## WHAT IS BEING ASKED
Of all the lines in these entries, count those that contain "title" and give only the total.
### SUPPLIED INFORMATION
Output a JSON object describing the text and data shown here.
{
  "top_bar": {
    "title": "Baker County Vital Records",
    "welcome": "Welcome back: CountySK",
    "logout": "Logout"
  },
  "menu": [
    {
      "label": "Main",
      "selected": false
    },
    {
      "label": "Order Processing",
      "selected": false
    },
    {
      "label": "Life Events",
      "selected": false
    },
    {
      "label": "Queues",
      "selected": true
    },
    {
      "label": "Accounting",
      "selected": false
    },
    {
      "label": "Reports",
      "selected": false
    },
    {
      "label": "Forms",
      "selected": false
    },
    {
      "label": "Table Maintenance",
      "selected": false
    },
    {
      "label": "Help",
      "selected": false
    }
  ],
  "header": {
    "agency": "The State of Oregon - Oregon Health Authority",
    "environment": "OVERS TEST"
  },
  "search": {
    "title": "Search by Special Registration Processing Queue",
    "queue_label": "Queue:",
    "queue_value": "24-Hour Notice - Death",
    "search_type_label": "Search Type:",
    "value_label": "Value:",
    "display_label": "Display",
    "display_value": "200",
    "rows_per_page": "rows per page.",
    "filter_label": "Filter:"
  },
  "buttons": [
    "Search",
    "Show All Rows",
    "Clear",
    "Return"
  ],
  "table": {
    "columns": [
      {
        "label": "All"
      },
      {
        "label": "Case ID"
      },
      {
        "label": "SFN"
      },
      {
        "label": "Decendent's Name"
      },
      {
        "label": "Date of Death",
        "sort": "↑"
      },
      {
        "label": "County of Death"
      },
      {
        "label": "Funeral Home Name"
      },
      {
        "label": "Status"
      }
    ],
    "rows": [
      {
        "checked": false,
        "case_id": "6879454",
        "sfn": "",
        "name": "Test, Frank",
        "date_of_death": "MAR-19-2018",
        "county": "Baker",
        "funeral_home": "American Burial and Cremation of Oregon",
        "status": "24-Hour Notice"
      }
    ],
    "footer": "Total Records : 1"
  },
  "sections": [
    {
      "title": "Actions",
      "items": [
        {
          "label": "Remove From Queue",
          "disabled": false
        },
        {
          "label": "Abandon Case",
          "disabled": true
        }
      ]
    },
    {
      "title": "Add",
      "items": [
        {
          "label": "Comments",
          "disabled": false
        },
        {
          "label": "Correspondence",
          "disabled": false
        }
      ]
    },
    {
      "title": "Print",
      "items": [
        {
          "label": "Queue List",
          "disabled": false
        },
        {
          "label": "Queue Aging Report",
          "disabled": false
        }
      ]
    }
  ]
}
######
## FINAL ANSWER
5